Chronically implanted search coils are commonly used for recording eye movements in animal research. This method has been successfully applied in various species, such as monkeys, cats, rabbits, mice, chameleons, and goldfish. Recently, Stahl et al. (2000) showed that coils substantially influence the amplitude of the slow phase gain of compensatory eye movements in mice, 3 days after they had been surgically implanted. However, in this study it is more likely that mechanical constraints of the coils are responsible for the observed effects, since the inertia of the coil is relatively much greater compared with the inertia of the mouse eye. Furthermore, these coils are chronically implanted and the surgery also may affect the properties of the orbit. It is unknown whether these coils induce changes in the other “not operated” eye. Due to its small size the mouse is probably the most likely animal to be influenced by the insertion of coils. However, it may be worthwhile to investigate to what extent chronically implanted coils influence eye movements in other species.
We thank Prof. H. Collewijn for allowing us to use the experimental set-up and J. Smeets and for helpful comments on this manuscript.
During this research J. van der Geest was sponsored by Nederlandse Organisatie voor Westenschappelijk Onderzoek (Grant 903–68-394) and the Revolving Fund of the Erasmus Medical Center (Grant 00–157).

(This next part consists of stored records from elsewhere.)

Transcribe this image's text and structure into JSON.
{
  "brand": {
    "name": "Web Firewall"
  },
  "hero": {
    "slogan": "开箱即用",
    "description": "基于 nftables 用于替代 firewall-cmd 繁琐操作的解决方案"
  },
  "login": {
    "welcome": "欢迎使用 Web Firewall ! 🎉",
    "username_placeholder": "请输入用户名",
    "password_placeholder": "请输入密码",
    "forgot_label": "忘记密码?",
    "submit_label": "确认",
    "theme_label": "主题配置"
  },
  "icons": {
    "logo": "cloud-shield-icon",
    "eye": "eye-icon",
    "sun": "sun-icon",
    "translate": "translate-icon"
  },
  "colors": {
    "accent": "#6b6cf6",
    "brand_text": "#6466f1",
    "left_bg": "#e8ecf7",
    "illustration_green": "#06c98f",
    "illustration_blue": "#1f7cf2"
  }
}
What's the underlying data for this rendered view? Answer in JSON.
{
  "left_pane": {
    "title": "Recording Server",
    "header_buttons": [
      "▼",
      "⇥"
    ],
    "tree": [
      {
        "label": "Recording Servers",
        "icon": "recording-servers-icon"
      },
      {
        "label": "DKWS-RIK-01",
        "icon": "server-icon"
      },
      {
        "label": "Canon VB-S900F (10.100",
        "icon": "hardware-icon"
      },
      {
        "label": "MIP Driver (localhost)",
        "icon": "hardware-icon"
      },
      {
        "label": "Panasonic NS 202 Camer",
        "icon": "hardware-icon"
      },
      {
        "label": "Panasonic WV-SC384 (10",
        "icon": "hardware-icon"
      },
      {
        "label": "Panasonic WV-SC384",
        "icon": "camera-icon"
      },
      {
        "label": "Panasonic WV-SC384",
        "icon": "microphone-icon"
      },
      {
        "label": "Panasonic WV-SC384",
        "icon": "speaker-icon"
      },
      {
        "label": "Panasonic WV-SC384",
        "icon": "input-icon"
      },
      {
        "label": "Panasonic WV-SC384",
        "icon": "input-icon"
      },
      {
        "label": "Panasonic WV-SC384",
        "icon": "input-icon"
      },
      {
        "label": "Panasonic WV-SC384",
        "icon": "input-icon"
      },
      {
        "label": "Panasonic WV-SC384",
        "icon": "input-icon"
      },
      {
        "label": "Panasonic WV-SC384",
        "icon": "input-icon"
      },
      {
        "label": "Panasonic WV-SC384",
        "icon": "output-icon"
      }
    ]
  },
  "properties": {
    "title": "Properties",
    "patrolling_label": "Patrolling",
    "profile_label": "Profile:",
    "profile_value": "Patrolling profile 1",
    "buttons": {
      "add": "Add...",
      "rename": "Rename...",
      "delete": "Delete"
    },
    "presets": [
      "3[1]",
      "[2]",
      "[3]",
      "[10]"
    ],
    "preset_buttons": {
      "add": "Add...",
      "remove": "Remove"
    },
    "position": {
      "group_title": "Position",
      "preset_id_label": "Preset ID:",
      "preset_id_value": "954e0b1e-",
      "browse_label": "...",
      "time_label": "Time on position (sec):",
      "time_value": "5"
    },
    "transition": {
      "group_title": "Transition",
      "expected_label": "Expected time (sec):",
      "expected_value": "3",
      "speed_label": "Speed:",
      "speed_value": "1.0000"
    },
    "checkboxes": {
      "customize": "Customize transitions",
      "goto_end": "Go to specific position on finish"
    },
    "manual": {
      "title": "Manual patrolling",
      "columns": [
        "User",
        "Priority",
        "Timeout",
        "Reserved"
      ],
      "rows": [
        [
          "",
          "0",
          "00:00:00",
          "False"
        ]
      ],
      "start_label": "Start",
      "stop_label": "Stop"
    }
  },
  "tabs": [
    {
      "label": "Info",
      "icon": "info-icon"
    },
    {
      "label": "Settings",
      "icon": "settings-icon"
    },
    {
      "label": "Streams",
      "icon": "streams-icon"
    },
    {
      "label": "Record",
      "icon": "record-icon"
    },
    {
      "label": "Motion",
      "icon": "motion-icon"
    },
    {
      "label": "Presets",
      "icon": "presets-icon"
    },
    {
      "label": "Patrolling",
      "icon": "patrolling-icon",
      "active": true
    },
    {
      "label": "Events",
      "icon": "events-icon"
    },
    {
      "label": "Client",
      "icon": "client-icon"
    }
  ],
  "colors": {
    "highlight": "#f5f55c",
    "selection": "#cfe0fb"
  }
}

M. A. Frens (E-mail:).
- Copyright © 2002 The American Physiological Society